- _Exercise aim_
Give the records again in full, exactly as they appear.

*** Begin section ***

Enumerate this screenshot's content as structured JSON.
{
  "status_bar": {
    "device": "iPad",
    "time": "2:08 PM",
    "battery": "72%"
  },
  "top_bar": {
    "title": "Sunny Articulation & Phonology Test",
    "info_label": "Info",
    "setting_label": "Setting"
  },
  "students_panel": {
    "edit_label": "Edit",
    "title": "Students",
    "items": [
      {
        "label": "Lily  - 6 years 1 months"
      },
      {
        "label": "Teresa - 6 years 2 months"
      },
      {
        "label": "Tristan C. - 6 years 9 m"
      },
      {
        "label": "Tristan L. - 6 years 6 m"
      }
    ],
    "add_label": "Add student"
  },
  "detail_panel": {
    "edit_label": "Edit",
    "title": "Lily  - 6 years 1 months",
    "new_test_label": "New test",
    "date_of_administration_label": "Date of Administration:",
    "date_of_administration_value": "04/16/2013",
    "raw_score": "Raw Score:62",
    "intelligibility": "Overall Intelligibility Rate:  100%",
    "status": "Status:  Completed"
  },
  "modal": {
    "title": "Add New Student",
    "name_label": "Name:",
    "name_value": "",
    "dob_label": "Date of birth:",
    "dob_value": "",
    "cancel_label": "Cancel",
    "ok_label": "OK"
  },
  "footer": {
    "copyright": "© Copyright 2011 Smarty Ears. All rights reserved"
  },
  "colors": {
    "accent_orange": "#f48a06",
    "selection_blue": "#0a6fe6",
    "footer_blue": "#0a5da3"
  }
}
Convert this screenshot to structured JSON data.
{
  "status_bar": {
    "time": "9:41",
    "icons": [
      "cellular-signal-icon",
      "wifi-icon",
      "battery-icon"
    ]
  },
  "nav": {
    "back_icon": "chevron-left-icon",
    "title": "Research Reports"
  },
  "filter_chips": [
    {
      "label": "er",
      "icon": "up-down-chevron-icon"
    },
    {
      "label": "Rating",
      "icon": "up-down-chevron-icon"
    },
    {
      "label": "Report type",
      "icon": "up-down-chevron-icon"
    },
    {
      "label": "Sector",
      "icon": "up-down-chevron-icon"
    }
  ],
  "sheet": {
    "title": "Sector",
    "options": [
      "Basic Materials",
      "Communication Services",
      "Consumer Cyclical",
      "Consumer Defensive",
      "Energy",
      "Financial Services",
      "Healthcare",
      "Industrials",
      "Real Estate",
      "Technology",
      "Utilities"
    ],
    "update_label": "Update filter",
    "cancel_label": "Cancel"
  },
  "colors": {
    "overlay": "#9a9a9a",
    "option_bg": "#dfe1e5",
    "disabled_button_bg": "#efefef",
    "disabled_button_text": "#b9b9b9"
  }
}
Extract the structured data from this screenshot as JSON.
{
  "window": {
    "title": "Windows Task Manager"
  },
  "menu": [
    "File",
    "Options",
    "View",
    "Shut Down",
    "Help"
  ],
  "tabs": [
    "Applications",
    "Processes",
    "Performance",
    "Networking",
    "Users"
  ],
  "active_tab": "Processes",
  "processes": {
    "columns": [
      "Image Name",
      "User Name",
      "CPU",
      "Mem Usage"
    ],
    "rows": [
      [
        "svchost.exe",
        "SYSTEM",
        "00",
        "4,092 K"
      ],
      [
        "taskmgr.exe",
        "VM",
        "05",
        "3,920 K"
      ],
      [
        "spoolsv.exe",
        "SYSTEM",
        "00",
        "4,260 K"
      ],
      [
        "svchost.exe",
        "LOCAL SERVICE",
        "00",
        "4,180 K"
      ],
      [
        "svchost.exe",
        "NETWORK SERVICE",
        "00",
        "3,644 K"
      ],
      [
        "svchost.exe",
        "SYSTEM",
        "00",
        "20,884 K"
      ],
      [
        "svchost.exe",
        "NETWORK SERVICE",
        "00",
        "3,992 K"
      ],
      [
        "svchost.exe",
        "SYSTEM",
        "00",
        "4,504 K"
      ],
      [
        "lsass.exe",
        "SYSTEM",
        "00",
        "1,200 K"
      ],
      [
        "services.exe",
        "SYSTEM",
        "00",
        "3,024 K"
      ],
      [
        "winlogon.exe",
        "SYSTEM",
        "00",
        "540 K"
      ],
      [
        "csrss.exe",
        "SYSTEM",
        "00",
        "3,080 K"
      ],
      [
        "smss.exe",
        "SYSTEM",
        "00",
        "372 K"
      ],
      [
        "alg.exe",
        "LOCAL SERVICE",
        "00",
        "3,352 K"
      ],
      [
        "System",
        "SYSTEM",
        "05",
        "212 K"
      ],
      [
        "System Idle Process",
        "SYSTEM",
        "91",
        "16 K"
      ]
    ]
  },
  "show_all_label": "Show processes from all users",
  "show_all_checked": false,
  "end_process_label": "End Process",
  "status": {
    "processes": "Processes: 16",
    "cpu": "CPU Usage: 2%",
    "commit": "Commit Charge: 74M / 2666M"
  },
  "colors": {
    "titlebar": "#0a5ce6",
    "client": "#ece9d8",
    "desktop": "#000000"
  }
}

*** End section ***

- _Solution to this problem_
Enumerate this screenshot's content as structured JSON.
{
  "status_bar": {
    "device": "iPad",
    "time": "2:08 PM",
    "battery": "72%"
  },
  "top_bar": {
    "title": "Sunny Articulation & Phonology Test",
    "info_label": "Info",
    "setting_label": "Setting"
  },
  "students_panel": {
    "edit_label": "Edit",
    "title": "Students",
    "items": [
      {
        "label": "Lily  - 6 years 1 months"
      },
      {
        "label": "Teresa - 6 years 2 months"
      },
      {
        "label": "Tristan C. - 6 years 9 m"
      },
      {
        "label": "Tristan L. - 6 years 6 m"
      }
    ],
    "add_label": "Add student"
  },
  "detail_panel": {
    "edit_label": "Edit",
    "title": "Lily  - 6 years 1 months",
    "new_test_label": "New test",
    "date_of_administration_label": "Date of Administration:",
    "date_of_administration_value": "04/16/2013",
    "raw_score": "Raw Score:62",
    "intelligibility": "Overall Intelligibility Rate:  100%",
    "status": "Status:  Completed"
  },
  "modal": {
    "title": "Add New Student",
    "name_label": "Name:",
    "name_value": "",
    "dob_label": "Date of birth:",
    "dob_value": "",
    "cancel_label": "Cancel",
    "ok_label": "OK"
  },
  "footer": {
    "copyright": "© Copyright 2011 Smarty Ears. All rights reserved"
  },
  "colors": {
    "accent_orange": "#f48a06",
    "selection_blue": "#0a6fe6",
    "footer_blue": "#0a5da3"
  }
}
Convert this screenshot to structured JSON data.
{
  "status_bar": {
    "time": "9:41",
    "icons": [
      "cellular-signal-icon",
      "wifi-icon",
      "battery-icon"
    ]
  },
  "nav": {
    "back_icon": "chevron-left-icon",
    "title": "Research Reports"
  },
  "filter_chips": [
    {
      "label": "er",
      "icon": "up-down-chevron-icon"
    },
    {
      "label": "Rating",
      "icon": "up-down-chevron-icon"
    },
    {
      "label": "Report type",
      "icon": "up-down-chevron-icon"
    },
    {
      "label": "Sector",
      "icon": "up-down-chevron-icon"
    }
  ],
  "sheet": {
    "title": "Sector",
    "options": [
      "Basic Materials",
      "Communication Services",
      "Consumer Cyclical",
      "Consumer Defensive",
      "Energy",
      "Financial Services",
      "Healthcare",
      "Industrials",
      "Real Estate",
      "Technology",
      "Utilities"
    ],
    "update_label": "Update filter",
    "cancel_label": "Cancel"
  },
  "colors": {
    "overlay": "#9a9a9a",
    "option_bg": "#dfe1e5",
    "disabled_button_bg": "#efefef",
    "disabled_button_text": "#b9b9b9"
  }
}
Extract the structured data from this screenshot as JSON.
{
  "window": {
    "title": "Windows Task Manager"
  },
  "menu": [
    "File",
    "Options",
    "View",
    "Shut Down",
    "Help"
  ],
  "tabs": [
    "Applications",
    "Processes",
    "Performance",
    "Networking",
    "Users"
  ],
  "active_tab": "Processes",
  "processes": {
    "columns": [
      "Image Name",
      "User Name",
      "CPU",
      "Mem Usage"
    ],
    "rows": [
      [
        "svchost.exe",
        "SYSTEM",
        "00",
        "4,092 K"
      ],
      [
        "taskmgr.exe",
        "VM",
        "05",
        "3,920 K"
      ],
      [
        "spoolsv.exe",
        "SYSTEM",
        "00",
        "4,260 K"
      ],
      [
        "svchost.exe",
        "LOCAL SERVICE",
        "00",
        "4,180 K"
      ],
      [
        "svchost.exe",
        "NETWORK SERVICE",
        "00",
        "3,644 K"
      ],
      [
        "svchost.exe",
        "SYSTEM",
        "00",
        "20,884 K"
      ],
      [
        "svchost.exe",
        "NETWORK SERVICE",
        "00",
        "3,992 K"
      ],
      [
        "svchost.exe",
        "SYSTEM",
        "00",
        "4,504 K"
      ],
      [
        "lsass.exe",
        "SYSTEM",
        "00",
        "1,200 K"
      ],
      [
        "services.exe",
        "SYSTEM",
        "00",
        "3,024 K"
      ],
      [
        "winlogon.exe",
        "SYSTEM",
        "00",
        "540 K"
      ],
      [
        "csrss.exe",
        "SYSTEM",
        "00",
        "3,080 K"
      ],
      [
        "smss.exe",
        "SYSTEM",
        "00",
        "372 K"
      ],
      [
        "alg.exe",
        "LOCAL SERVICE",
        "00",
        "3,352 K"
      ],
      [
        "System",
        "SYSTEM",
        "05",
        "212 K"
      ],
      [
        "System Idle Process",
        "SYSTEM",
        "91",
        "16 K"
      ]
    ]
  },
  "show_all_label": "Show processes from all users",
  "show_all_checked": false,
  "end_process_label": "End Process",
  "status": {
    "processes": "Processes: 16",
    "cpu": "CPU Usage: 2%",
    "commit": "Commit Charge: 74M / 2666M"
  },
  "colors": {
    "titlebar": "#0a5ce6",
    "client": "#ece9d8",
    "desktop": "#000000"
  }
}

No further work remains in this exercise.